Ross Brawn warned in 2019 that the F1 cost-cutting measures “have teeth” and will bite teams who break the rules.
A $175 million fully enforceable cost cap was introduced as part of the 2021 blueprint, which has been officially ratified by the World Motor Sport Council following unanimous agreement from all parties, in the hope that success will be determined by how teams spend their money rather than how much they spend.
despite the fact that the COVID-19 pandemic reduced the initial starting figure for the new cost cap rules to $145 million in its first season.
During the initial launch of the new financial model, Brawn stated that teams could face severe consequences if they violated the sport’s new regulations.
“Financial regulations are the dramatic change in F1,” Brawn said in the official reveal at an FIA press conference in Austin, Texas.
“We’ve tried for these in the past, and we’ve not been successful. I think the crucial thing about the financial regulations now is that they are part of the FIA regulations.
“So the sanctions for breaching financial regulations will be sporting penalties of some sort, depending on the severity of the breach.”
“Previously, we had a resource restriction, which was a gentlemen’s agreement between teams-well, there aren’t many gentlemen in the paddock, I’m afraid, and that was a failure.”
“But this has teeth. If you fraudulently breach the financial regulations, you will lose your championship.

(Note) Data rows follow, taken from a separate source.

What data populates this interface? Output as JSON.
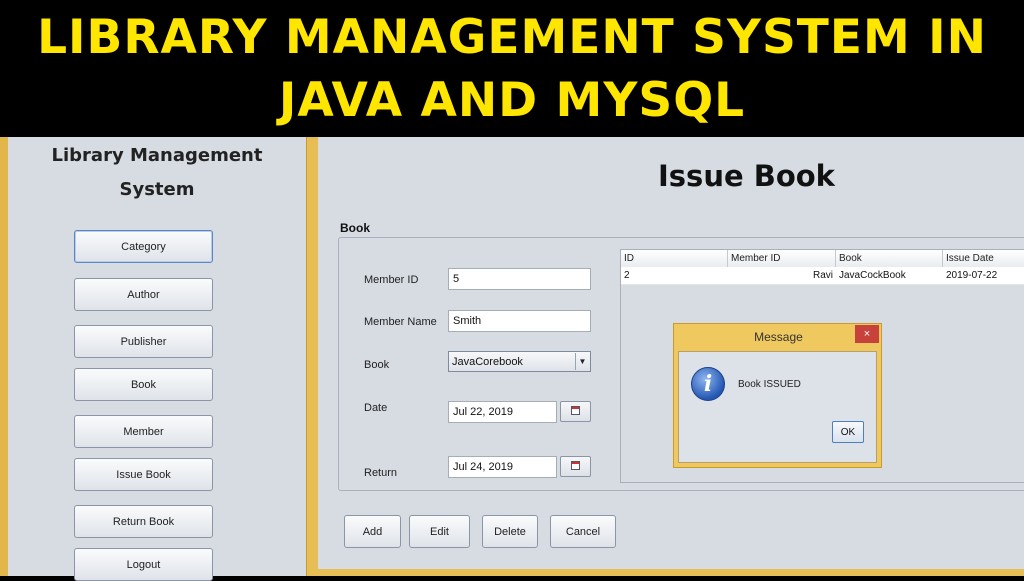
{
  "banner": {
    "line1": "LIBRARY MANAGEMENT SYSTEM IN",
    "line2": "JAVA AND MYSQL",
    "color": "#ffe600"
  },
  "sidebar": {
    "title_line1": "Library Management",
    "title_line2": "System",
    "items": [
      {
        "label": "Category"
      },
      {
        "label": "Author"
      },
      {
        "label": "Publisher"
      },
      {
        "label": "Book"
      },
      {
        "label": "Member"
      },
      {
        "label": "Issue Book"
      },
      {
        "label": "Return Book"
      },
      {
        "label": "Logout"
      }
    ]
  },
  "main": {
    "title": "Issue Book",
    "group_label": "Book",
    "form": {
      "member_id_label": "Member ID",
      "member_id_value": "5",
      "member_name_label": "Member Name",
      "member_name_value": "Smith",
      "book_label": "Book",
      "book_value": "JavaCorebook",
      "date_label": "Date",
      "date_value": "Jul 22, 2019",
      "return_label": "Return",
      "return_value": "Jul 24, 2019"
    },
    "table": {
      "columns": [
        "ID",
        "Member ID",
        "Book",
        "Issue Date"
      ],
      "rows": [
        [
          "2",
          "Ravi",
          "JavaCockBook",
          "2019-07-22"
        ]
      ]
    },
    "actions": {
      "add": "Add",
      "edit": "Edit",
      "delete": "Delete",
      "cancel": "Cancel"
    }
  },
  "dialog": {
    "title": "Message",
    "close": "×",
    "message": "Book ISSUED",
    "ok": "OK",
    "icon": "info-icon"
  }
}
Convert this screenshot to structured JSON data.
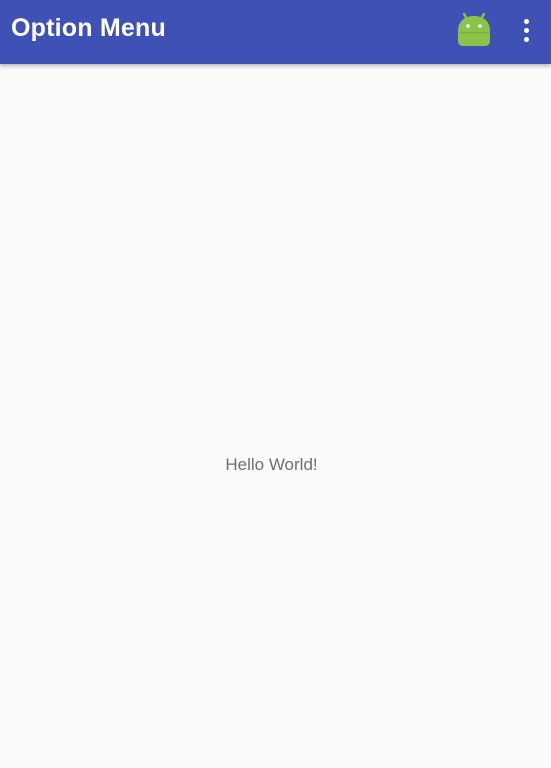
{
  "toolbar": {
    "title": "Option Menu",
    "background_color": "#3f51b5",
    "actions": [
      {
        "icon": "android-icon",
        "color": "#8bc34a"
      },
      {
        "icon": "overflow-menu-icon",
        "color": "#ffffff"
      }
    ]
  },
  "main": {
    "text": "Hello World!",
    "background_color": "#fafafa"
  }
}
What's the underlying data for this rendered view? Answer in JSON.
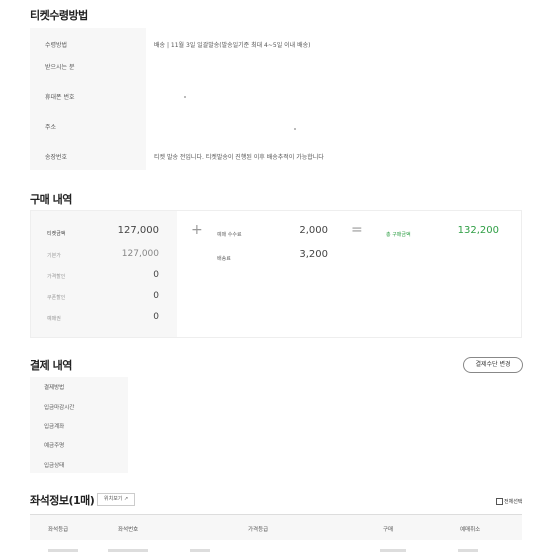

So it has serious consequences if teams breach these regulations.”
Ross Brawn also acknowledged that implementing the cost cap model would be difficult, but emphasized that Formula One must have greater control over team spending.
Brawn added: “We’ve got a very strong team of financial experts within the FIA and within F1, and we’ve sought outside support on this.”
“Deloitte are one of the experts on sports finances. They’ve been very involved with the football world, and you can see the positive effect that’s starting to have.
“They’ve been pretty well thought out, but they will need development, like any regulation.
“I fully expect that we are going to have challenges in the future to implementing this, but it’s absolutely essential for the good of F1 that we have control over the finances and how much is spent in F1.
“They are essential for the well-being of F1. Budgets have been escalating. “F1 is almost a victim of its own success in that the rewards of success are so valuable that the justification for investment keeps coming.”